TLDR: it's overbuilt, but that's fine. Spend a tiny amount more (or not even) and take advantage of the overbuilding.
Close enough for horseshoes
On #1, reducing the lugs is fine. They make inline lugs, get ones made for 4/0 then knock it down to whatever will fit on the supply breaker in your main panel. It must be at least #1 Al, because that is the minimum wire size for 100A.
This is not reducing fat wire. This is up-sizing correct size wire. Up-sizing is always allowed.
Anyway, there may be another approach here.
On #2, you don't need another shutoff switch on the outside of the house.
Conduit until it's at-depth and then direct burial is fine, provided a) the wire is listed for direct burial and b) the depth is sufficient for direct burial. The depth is 24" of cover overhead, not 24" of trench depth. If the trench isn't deep enough, the day can be saved with conduit: most conduit needs 18” depth, and Rigid/IMC conduit only needs 6" (12" under vehicle routes).
The selection of aluminum wire is dead nuts perfect. 4/0 aluminum was a conservative choice and it isn't wrong. And there's a fourth ground wire in there, right?

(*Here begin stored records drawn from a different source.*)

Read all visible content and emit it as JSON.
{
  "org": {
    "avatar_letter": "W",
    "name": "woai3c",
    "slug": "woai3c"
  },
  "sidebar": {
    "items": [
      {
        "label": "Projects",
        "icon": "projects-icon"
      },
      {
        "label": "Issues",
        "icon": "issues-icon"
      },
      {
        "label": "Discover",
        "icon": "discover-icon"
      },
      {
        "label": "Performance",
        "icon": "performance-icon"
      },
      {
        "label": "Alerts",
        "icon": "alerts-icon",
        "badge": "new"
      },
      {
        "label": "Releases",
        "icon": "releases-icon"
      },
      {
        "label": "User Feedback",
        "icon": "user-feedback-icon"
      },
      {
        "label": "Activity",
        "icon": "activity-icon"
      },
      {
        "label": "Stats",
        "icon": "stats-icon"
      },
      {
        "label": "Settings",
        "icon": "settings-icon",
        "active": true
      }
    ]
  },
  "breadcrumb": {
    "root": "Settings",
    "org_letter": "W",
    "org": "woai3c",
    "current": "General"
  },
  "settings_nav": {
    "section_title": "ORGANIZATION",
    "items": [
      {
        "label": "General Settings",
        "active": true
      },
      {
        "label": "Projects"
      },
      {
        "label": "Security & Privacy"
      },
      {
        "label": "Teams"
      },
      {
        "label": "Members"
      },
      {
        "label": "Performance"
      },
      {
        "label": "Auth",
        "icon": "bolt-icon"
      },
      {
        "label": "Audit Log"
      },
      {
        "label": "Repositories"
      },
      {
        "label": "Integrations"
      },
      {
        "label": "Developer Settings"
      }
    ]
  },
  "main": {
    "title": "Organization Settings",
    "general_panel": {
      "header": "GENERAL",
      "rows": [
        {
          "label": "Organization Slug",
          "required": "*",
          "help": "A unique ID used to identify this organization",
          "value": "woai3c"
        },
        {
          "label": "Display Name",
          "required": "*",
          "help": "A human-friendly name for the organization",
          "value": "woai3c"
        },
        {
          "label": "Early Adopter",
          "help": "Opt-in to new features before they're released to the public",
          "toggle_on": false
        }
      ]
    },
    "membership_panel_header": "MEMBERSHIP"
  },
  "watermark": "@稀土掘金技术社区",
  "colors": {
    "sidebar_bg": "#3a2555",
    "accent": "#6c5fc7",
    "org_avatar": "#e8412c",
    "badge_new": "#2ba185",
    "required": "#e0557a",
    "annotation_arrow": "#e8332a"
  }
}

The choice of 100A main-breaker subpanel isn't wrong, just cheap, and creates an unncessary problem that could cost more than it saves.
Here's what I don't like
Stock advice is to bump two numerical sizes for every full 120' of length. However this is based on your actual, expected daily current draw, not your breaker rating. As an example, if you expected to draw 40A routinely, that's #6 Al, so you need 2 bumps, giving #2 Al. This bump is not required by Code. At all. Separately from that, Code requires a size based on breaker rating, #1 Al for 100A. Final answer #1 Al.
The usual mistake here is to bump based on breaker rating instead of actual usage, and to treat the bump as inflexible when it's not. I would have preferred your friend have a conversation about your actual expected usage. But this is one of those "nobody ever got fired for buying IBM" deals, it's not like he gave you bad advice. And you are stuck with it, so let's work backwards.
Code will allow 200A on 4/0 Al wire. So as far as Code is concerned, you can breaker this run for a full 200A. "Advice" says 4 bumps for 250', so unbumping, we get #1 Al, so your voltage drop will be trivial until you're pulling more than 100A.
Subpanels don't need main breakers, a main-lug panel will suffice. Subpanels in outbuildings need main shut-off switches. And the cheapest way to get that is to use a main-breaker panel. The breaker size doesn't matter because it is only a shut-off switch.
"Help! I am out of panel spaces!" Is the #1 panel complaint we get around here. It is a very expensive problem. The cheap person who specced the poster's original panel did not ever foresee their desire for hot tub, extra kitchen circuits, GFCI/AFCI requirement preventing use of double-stuff breakers, electric car, nicer table saw, generator/interlock, tankless water heater, Code changes -- whatever, it's always something.
Because of that, we are quick to advise to think BIG when speccing a panel. Big panels come with big main breakers, 100A implies a small-ish panel.
What about the cost difference for a bigger panel? Not that much, and it's a net win, because you don't need to buy 3 of these things since a 200A panel will, obviously, take 4/0 wire directly.
So I strongly recommend to get a 200A subpanel. This neatly solves 3 problems:
- will allow you to up-breaker this circuit to its true capacity later
- the 4/0 wire will fit just fine on this breaker without expensive couplers
- good room for expansion
Now let's flip it around to the main panel. This cable, if not downsized, can be breakered as high as 200A. A larger breaker will solve the "4/0 won't fit on breaker" problem. If your main's main breaker is 200A, you do not need a breaker at all because the main breaker provides the required protection. So if your main panel has thru lugs or a place to lug between main breaker and main panel, you could be all set. Or talk to your electrical supply house about a "lug breaker" that snaps into breaker spaces and provides plain lugs. The only gotcha about thru-lugging is you would not be able to turn off the run to the shed without shutting off the whole house.